[Date Prev][Date Next][Thread Prev][Thread Next][Date Index][Thread Index]

[Xmca-l] Re: L2



Perhaps, Martin, these two articles are supportive of your interests.

phillip


________________________________________
From: xmca-l-bounces@mailman.ucsd.edu <xmca-l-bounces@mailman.ucsd.edu> on behalf of Martin John Packer <mpacker@uniandes.edu.co>
Sent: Monday, November 3, 2014 10:00 AM
To: eXtended Mind, Culture, Activity
Subject: [Xmca-l] Re: L2

On Nov 3, 2014, at 10:42 AM, Carol Macdonald <carolmacdon@gmail.com> wrote:

> SCT in Language Learning doesn't even get to the Inner Speech area as far
> as I know.  That would be LSV pure and uadulterated.
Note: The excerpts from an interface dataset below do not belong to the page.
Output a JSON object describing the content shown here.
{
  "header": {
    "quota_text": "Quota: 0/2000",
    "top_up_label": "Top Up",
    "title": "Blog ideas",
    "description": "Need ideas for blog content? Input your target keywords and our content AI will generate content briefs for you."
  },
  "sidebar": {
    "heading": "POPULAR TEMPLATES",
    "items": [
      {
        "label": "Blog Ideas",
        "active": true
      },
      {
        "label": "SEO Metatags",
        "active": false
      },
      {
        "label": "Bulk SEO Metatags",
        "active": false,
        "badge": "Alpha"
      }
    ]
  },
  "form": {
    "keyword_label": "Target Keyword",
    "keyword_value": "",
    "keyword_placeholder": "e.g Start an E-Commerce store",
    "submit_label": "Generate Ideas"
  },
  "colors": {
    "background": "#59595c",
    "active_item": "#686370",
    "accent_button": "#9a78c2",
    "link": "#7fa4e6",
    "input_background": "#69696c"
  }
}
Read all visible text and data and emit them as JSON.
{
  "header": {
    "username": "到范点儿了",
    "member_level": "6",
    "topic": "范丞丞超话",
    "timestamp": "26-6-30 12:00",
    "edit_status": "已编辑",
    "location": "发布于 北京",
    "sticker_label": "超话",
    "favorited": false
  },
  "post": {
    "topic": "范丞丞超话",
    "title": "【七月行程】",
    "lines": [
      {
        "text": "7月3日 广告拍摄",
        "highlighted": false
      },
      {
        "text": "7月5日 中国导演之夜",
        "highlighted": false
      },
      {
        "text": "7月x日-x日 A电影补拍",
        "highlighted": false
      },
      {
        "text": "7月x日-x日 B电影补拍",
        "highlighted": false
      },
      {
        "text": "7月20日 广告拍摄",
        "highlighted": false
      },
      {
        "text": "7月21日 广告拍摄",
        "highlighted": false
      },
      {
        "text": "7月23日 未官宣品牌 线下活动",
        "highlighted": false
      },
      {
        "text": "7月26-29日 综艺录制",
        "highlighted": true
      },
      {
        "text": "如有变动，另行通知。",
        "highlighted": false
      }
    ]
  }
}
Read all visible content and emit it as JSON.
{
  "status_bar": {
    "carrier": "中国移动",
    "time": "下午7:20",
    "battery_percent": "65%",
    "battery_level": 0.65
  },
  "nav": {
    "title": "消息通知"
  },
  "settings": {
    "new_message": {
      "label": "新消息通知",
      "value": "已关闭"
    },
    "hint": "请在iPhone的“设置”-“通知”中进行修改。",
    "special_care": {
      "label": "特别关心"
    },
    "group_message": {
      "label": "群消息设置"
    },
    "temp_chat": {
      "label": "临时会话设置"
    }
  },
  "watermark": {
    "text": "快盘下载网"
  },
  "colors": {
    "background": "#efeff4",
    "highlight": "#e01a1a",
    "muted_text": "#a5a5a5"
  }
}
On the contrary, I'm finding a variety of treatments... for example:

De Guerrero, M. C. M. (2006). Inner speech-L2: Thinking words in a second language. Springer.

McCafferty, S. G. (1998). Nonverbal Expression and L2 Private Speech. Applied Linguistics, 19(1), 73-96.

As I mentioned in my first message in this thread I find SC studies of L2 inner speech an interesting topic, because it is exploring the way that L2 can enter - and transform? - the higher psychological functions. As a native English speaker living and working in a country in which Spanish is the dominant language, I am very aware that my higher psychological functions are not as adequate when I'm using Spanish as they are when I use English, but also that the balance is changing. It's one thing (though difficult!) to *speak* fluently in a second language, it's another to *think* fluently in that language. So this seems to me where the SC approach to L2 is exploring something new.

Martin




Attachment: SSLA2014.pdf
Description: SSLA2014.pdf

Attachment: donato.pdf
Description: donato.pdf